Notably, the meeting is expected to engage in crucial discussions after China reportedly refused to budge from the flashpoints at Pangong Tso and Gogra Post in Ladakh, creating a roadblock on the consensus arrived at during the disengagement talks between both the countries.
The Ministry of External Affairs had earlier reiterated that India was “fully committed observing and respecting the LAC” and would not accept unilateral attempts “to change the status quo” of military activities.
“As conveyed earlier, respecting and strictly abiding by the LAC is the basis of peace and tranquillity in the border areas. Several agreements concluded by India and China since 1993 firmly acknowledge this. In my statement of June 26, I had noted that the conduct of Chinese forces this year, including the deployment of a large body of troops and changes in behaviour, accompanied by unjustified and untenable claims, has been in complete disregard of all the mutual agreements,” MEA spokesperson Anurag Srivastava said during a press briefing.
The Chinese People’s Liberation Army troops have not been complying with the roadmap for a complete pullback, which was drawn out during the Corps Commander level meet on July 14.
“Both sides are engaged in discussions through the established diplomatic and military channels to achieve this objective expeditiously. I had informed last week that the 4th round of the meeting of the Senior Commanders was held on 14th July, where they also discussed further steps to ensure complete disengagement,” the MEA spokesperson said.
The Indian security establishments said that the Chinese retreated a bit and then returned; so there is a need for “constant verification” of the consensus achieved during the meetings between the Indian and Chinese military delegates.

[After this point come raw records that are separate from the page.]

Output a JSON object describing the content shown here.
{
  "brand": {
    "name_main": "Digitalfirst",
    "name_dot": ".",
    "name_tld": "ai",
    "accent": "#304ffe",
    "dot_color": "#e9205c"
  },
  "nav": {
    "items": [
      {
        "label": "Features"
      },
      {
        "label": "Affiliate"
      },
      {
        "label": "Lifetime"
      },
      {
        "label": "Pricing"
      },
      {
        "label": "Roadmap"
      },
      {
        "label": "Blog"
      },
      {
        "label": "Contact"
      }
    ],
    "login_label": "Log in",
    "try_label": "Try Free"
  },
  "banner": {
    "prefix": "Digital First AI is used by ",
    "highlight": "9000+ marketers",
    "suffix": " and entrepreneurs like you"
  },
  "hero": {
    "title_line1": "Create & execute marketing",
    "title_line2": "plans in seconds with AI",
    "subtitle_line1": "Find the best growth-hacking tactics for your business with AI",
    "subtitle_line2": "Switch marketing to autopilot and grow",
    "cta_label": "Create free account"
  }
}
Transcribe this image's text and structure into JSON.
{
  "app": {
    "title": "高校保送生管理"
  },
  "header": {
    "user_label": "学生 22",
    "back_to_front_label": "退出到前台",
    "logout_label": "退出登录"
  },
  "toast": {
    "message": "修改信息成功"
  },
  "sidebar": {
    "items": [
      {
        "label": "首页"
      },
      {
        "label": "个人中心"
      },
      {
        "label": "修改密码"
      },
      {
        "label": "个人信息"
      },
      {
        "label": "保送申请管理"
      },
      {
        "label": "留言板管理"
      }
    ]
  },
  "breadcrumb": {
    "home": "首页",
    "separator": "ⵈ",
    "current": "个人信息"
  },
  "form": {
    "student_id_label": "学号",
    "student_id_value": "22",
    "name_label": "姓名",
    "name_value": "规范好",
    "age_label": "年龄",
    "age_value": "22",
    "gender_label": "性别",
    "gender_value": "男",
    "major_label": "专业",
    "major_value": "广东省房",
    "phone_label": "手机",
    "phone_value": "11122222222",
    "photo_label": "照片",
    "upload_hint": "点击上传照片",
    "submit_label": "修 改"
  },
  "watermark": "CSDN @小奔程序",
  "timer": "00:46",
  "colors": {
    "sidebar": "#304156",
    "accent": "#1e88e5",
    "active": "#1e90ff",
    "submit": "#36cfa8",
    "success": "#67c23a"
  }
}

Notably, the WMCC meeting later today will be held via video conferencing between Joint Secretary (East Asia) Naveen Srivastava, and Wu Jianghao, director-general of the Department of Boundary and Oceanic Affairs in China’s Ministry of Foreign Affairs.